The Oakland County Association of Township Supervisors passed a resolution “vehemently” opposing House Bill 5229 and the Regional Transit Authority (RTA) of Southeast Michigan’s efforts to, once again, seek placement of a regional transit tax proposal on ballots, four years after a proposal was shot down by voters in Oakland County. . . .
David Scott, Commerce Township supervisor, said the RTA has done nothing to provide better transit services to ancillary or rural locations across Oakland County. He said there is a right transit plan for Oakland County, one that allows for community’s to opt-out and addresses transportation needs in the areas where it’s actually needed.
“They are simply flipping the script and are just eliminating Macomb County from the equation,” he said. “The RTA is trying to get Wayne and Washtenaw counties to force it on Oakland County. None of the RTA services will benefit Commerce Township residents. Any community north of 15 Mile Road will see no benefit from this transit plan.“
Bill Mullan, Oakland County media and communications officer, said the county’s goal is to put the best transit plan before residents for consideration. He said opposition to House Bill 5229 “is driven by inaccurate information, including the false narrative that there will be a huge tax increase.”By Mark Cavitt in The Oakland Press, Jan 14, 2020
I grew up in northern Oakland County and I don’t drive a car. It is wrong for township supervisors to say there is no benefit to public transit. I find it personally offensive that they “vehemently” oppose even placing a regional transit plan up for a vote.
I am a life-long wheelchair user who has lived in multiple north Oakland communities that are public transportation deserts. For anyone who can’t drive, can’t afford to drive, or just doesn’t want to drive, access to public transportation is most certainly a benefit. One that I missed out on and has cost me and countless others dearly.
Cars are expensive. Wheelchair accessible vehicles cost upwards of $50,000, so many wheelchair-users can’t afford their own vehicle. Add to that people who can’t drive because of vision impairments or physical injuries, because they are too young, or because they’ve aged out of driving (an ever-increasing population). So how can public transportation provide no benefit when one third of society doesn’t drive?
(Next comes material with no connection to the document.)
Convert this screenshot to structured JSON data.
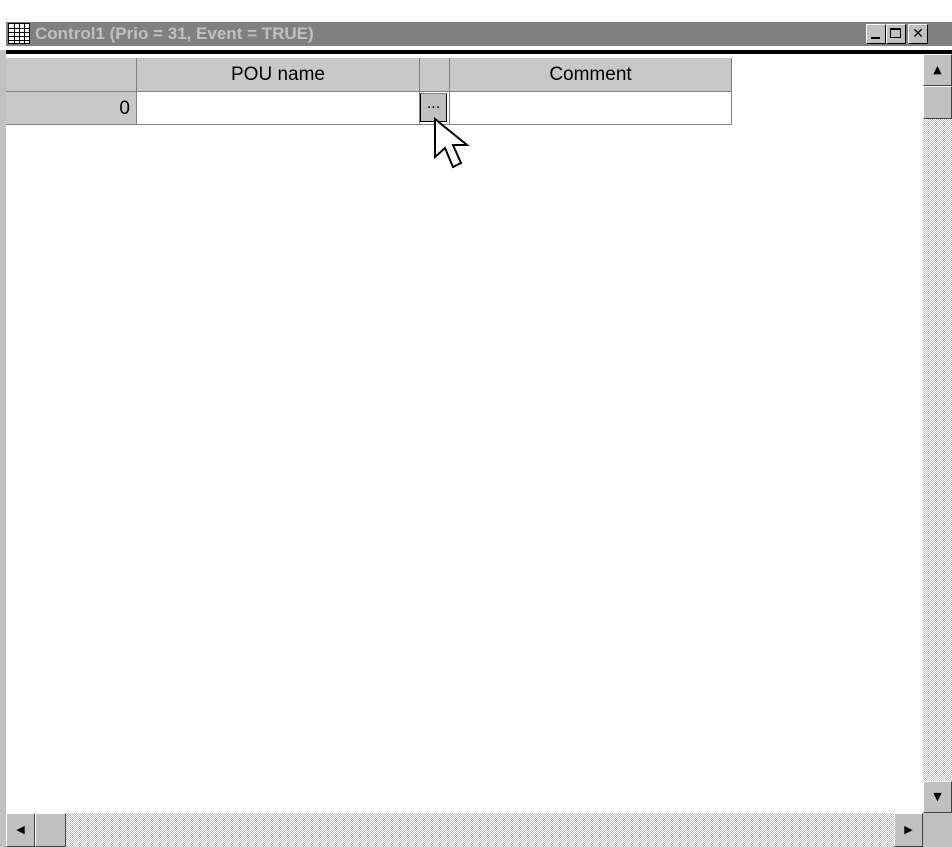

While most northern communities are unlikely to have fixed bus routes, we would still benefit. I’m originally from the Clarkston/Independence Township area, just a 10-minute commute from Great Lakes Crossing. If regionwide transit had been available while I was going to school for my Master’s degree at Wayne State University, I could have taken the Independence Township seniors bus, which only travels outside the boundaries of the city to go to Meijer or Great Lakes Crossing in Auburn Hills, to travel the rest of the way to school by bus.
With regionwide transit, I wouldn’t have had to stress over not being able to graduate on time when my van’s lift broke down during my last semester. By the grace of some very generous friends who lifted me in and out of their own vehicles and pushed me around in my manual wheelchair for those few miserable weeks, I did finish school and earned my degree. However, my van permanently broke down less than 6 months later, leaving me stranded for months until I was able to raise enough money through fundraising to buy another used vehicle.
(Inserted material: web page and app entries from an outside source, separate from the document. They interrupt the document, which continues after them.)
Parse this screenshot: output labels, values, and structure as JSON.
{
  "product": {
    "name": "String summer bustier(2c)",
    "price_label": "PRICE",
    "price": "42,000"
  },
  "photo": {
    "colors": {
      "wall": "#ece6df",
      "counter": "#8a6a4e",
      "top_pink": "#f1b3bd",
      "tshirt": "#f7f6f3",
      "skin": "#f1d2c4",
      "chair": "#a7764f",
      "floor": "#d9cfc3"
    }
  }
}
I’m far from the only person in this situation. For both people with disabilities and for our communities’ growing senior population, isolation and guilt of having to depend on friends and loved ones for rides are major problems for anyone who is unable to drive. It impacts people’s quality of life. Research shows that seniors without transit who no longer drive make 15% fewer trips to the doctor, 59% fewer trips to shop or eat out, and 65% fewer trips to visit friends and family, than drivers of them same age.
Transit isn’t just important for seniors. The old-fashioned idea that being a car-owner means “freedom of the open road” just doesn’t apply to younger generations anymore. Even if older generations like their auto-centric rural lifestyles, most younger people want the choice of a more urban setting where a car is an option, not an expensive requirement. Even if you never personally use transit, it’s a lot easier to visit your kids and grandkids in Royal Oak or Detroit than in Chicago or DC.
People who drive can benefit from transit too. My father is a successful manager for a successful auto parts manufacturing company and loves his car. He has to drive to Southfield from Clarkston every day to work and would gladly take a bus to work to not have to fight through I-75 traffic. If an able-bodied baby boomer from a northern Oakland County township feels that way, it’s just absurd to make a blanket statement that there is absolutely no benefit of regional transit to Oakland County.
I think it’d just be fair to give Oakland County residents another chance to vote on it.By Kristen Milefchik, in The Oakland Press, Jun 19, 2020. Kristen, 38, is a lifetime wheelchair user and disability and transit advocate.